[Opening Records shown section]

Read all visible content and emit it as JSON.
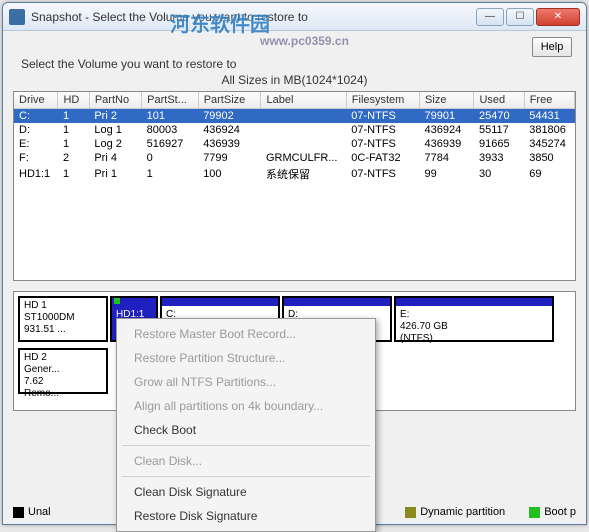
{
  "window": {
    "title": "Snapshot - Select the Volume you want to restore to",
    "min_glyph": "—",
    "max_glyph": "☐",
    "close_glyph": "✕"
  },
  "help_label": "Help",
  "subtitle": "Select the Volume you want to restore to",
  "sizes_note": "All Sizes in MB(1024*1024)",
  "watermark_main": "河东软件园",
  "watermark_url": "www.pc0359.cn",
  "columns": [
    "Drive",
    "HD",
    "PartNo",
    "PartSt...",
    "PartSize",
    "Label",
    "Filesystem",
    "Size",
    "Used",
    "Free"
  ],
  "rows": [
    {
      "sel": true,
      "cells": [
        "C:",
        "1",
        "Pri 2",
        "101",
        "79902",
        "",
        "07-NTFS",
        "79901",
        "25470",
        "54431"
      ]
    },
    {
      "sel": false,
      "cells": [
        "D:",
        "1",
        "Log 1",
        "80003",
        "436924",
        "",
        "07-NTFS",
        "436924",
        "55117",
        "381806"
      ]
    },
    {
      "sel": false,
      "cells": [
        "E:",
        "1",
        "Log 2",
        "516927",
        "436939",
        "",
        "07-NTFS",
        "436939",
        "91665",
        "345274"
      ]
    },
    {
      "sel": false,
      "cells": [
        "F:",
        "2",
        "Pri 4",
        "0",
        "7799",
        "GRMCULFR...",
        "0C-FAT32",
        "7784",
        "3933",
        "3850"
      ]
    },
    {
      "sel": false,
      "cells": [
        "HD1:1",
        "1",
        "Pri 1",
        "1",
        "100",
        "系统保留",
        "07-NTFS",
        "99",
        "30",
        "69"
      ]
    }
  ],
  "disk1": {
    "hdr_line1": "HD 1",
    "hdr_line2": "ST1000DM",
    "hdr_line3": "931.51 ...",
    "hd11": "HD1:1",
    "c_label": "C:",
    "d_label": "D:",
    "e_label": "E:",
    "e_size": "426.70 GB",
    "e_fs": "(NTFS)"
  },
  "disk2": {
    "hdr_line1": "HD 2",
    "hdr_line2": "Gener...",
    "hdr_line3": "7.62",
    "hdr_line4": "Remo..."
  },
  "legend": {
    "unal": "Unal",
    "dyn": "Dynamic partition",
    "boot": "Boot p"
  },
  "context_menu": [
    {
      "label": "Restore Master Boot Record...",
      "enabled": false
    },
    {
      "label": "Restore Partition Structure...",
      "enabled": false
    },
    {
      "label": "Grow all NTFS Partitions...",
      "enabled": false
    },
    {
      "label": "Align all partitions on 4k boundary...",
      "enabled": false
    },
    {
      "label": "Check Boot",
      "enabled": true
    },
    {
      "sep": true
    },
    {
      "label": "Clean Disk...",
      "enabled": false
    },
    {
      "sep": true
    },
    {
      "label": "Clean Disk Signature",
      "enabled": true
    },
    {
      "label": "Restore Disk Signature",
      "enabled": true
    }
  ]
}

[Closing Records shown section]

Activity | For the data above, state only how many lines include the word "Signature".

Written solution | 2